TASK STATEMENT — An exact copy of every record, without the pictures, is what should come back.

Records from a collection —

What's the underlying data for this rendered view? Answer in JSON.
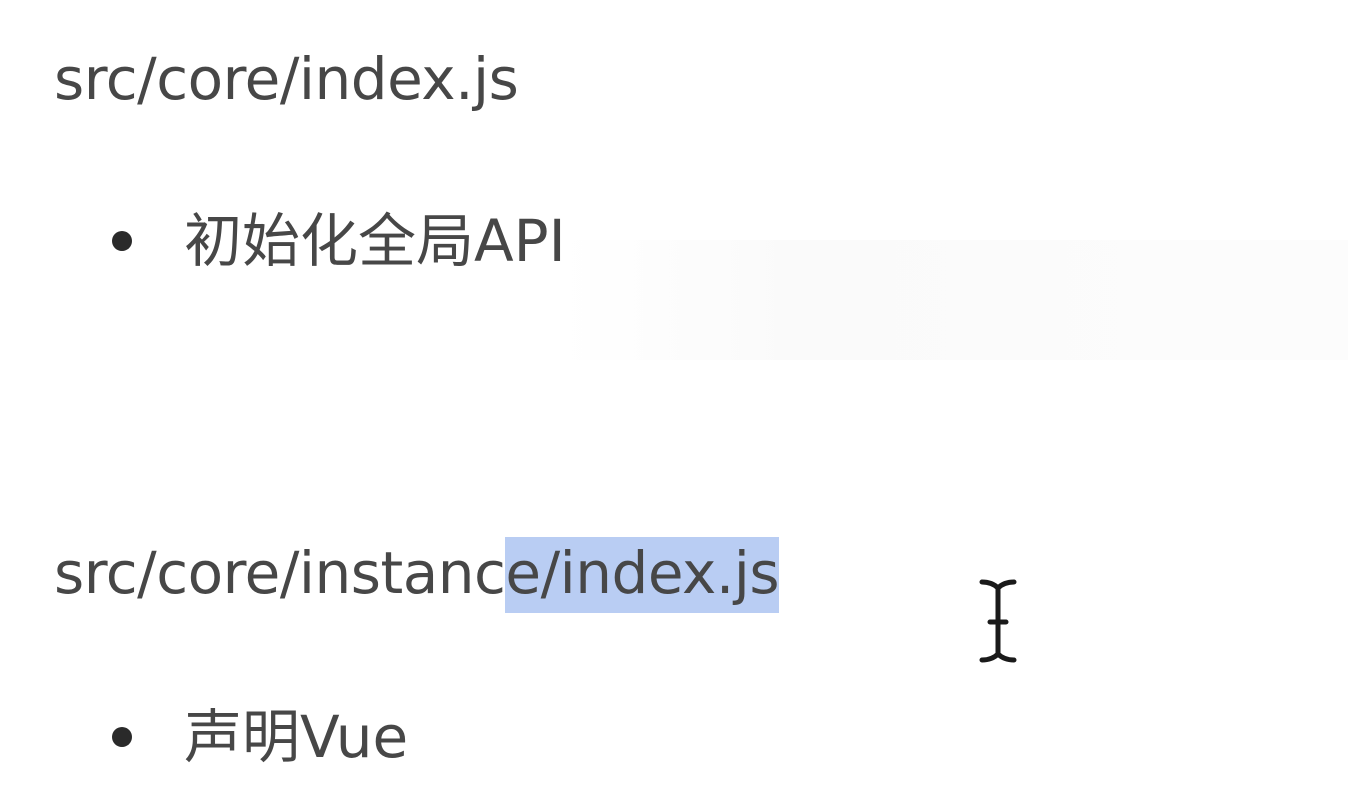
{
  "document": {
    "sections": [
      {
        "path": "src/core/index.js",
        "bullets": [
          "初始化全局API"
        ]
      },
      {
        "path_unselected": "src/core/instanc",
        "path_selected": "e/index.js",
        "bullets": [
          "声明Vue"
        ]
      }
    ]
  },
  "cursor": {
    "icon": "text-cursor-icon"
  },
  "colors": {
    "text": "#474747",
    "selection": "#b9cdf3",
    "bullet": "#2a2a2a",
    "background": "#ffffff"
  }
}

RESPONSE FOR THIS EXERCISE —
What's the underlying data for this rendered view? Answer in JSON.
{
  "document": {
    "sections": [
      {
        "path": "src/core/index.js",
        "bullets": [
          "初始化全局API"
        ]
      },
      {
        "path_unselected": "src/core/instanc",
        "path_selected": "e/index.js",
        "bullets": [
          "声明Vue"
        ]
      }
    ]
  },
  "cursor": {
    "icon": "text-cursor-icon"
  },
  "colors": {
    "text": "#474747",
    "selection": "#b9cdf3",
    "bullet": "#2a2a2a",
    "background": "#ffffff"
  }
}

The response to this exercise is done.